- [*] Hang on Crash — The VM will work normally, but if it crashes during normal use, it will fail to reinitialize and will only become available again on system reboot. This is the less severe of the two levels, and may not affect the user at all if they aren’t overclocking or experiencing other system instability.
- [**] Hang on Reboot — The VM will work normally, but will fail to reinitialize after it is shut off, only becoming available when the host reboots. This level of the bug will make the card incredibly inconvenient to use for passthrough gaming.
There are workarounds that do work for some cards, but they aren’t as well documented or tested as the Nvidia Fixes, so we attempt to curate bug-free cards as best we can on this page.
Choosing the right motherboard is a twofold problem when it comes to VFIO. Not only do you need to carefully select for the right bios features and I/O, but you need to know how well the PCIe slots are isolated via IOMMU.
The problem is, no vendor lists the IOMMU layout on their boards, and the only information you can generally find is scattered in forum posts and may be years old. Furthermore, certain chipsets have quirks that, while known to community veterans, can stop newcomers in their tracks. Here, we provide personally (or in some cases community) vetted known working models for the range of products we recommend. If the part has issues that need working around, check the entry for asterisks, and reference them below.
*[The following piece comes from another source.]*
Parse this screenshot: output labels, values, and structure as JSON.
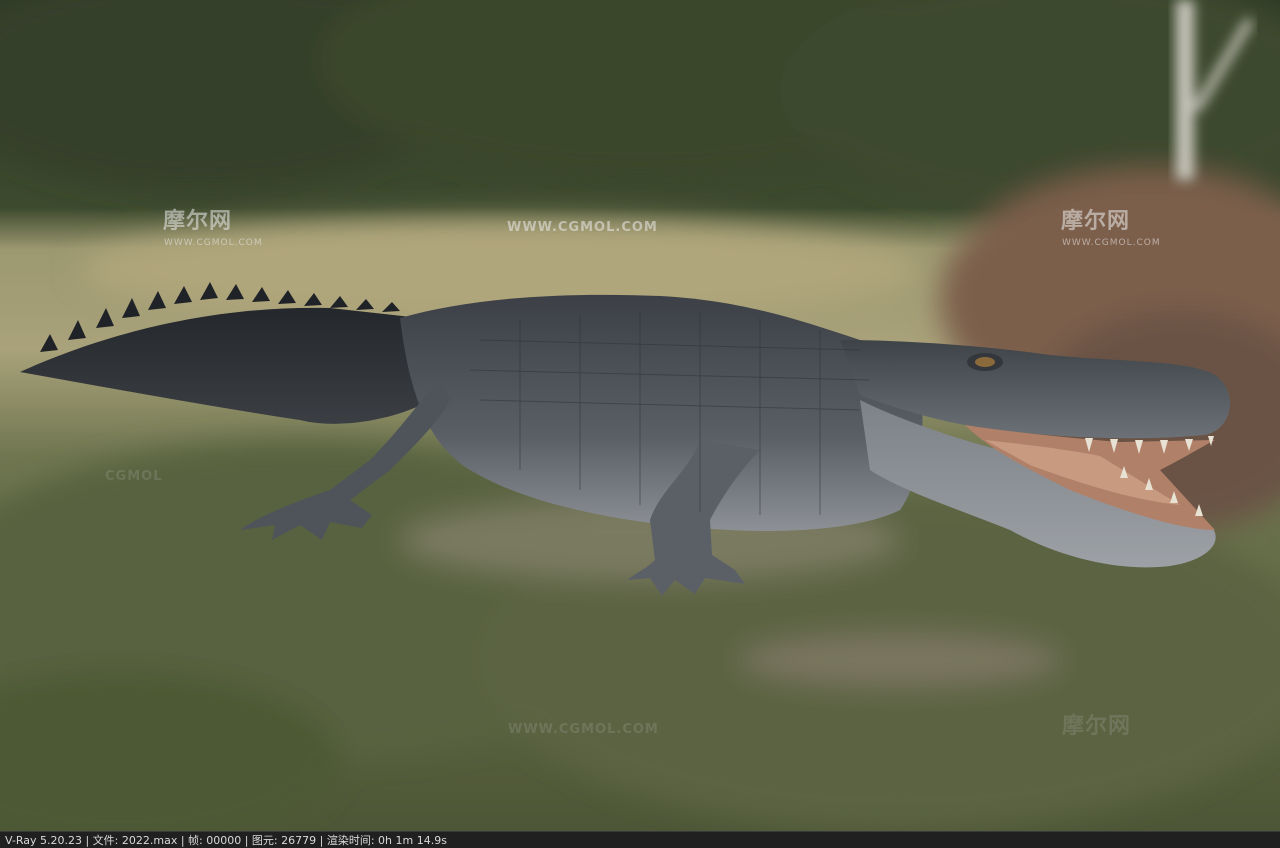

UPDATE: as of AGESA 0.0.7.2 Mainstream Ryzen Motherboards Break VFIO entirely.
[*] – ACS needed in some cases: generally this workaround means that the board functions fine for regular use, but the cpu-specific lanes may not isolate properly. If you want a 2 dGPU build instead of using the iGPU or a chipset slot on these boards, the ACS Override Patch will generally be needed.
[**] – ACS needed in all cases: This board was chosen for price, not performance or compatibility. The IOMMU groups will not be functional for 1 GPU passthrough builds without the ACS patch.
[†] – CSM Toggle/Slot Swap: For these boards, the CSM module needs to be turned on/off in the UEFI to allow the host gpu to work properly, or GPUs need to be rearranged so that the system designates the correct GPU for boot.
[‡] – EFIFB off: the efifb option needs to be disabled for the host GPU to boot properly from the chipset slot.
If you have known working new AMD GPUs, please contact us with your make, model and the severity of the reset bug, if present.
Price totals are approximate and subject to change with the market. Also, please read our Affiliate Link Disclaimer.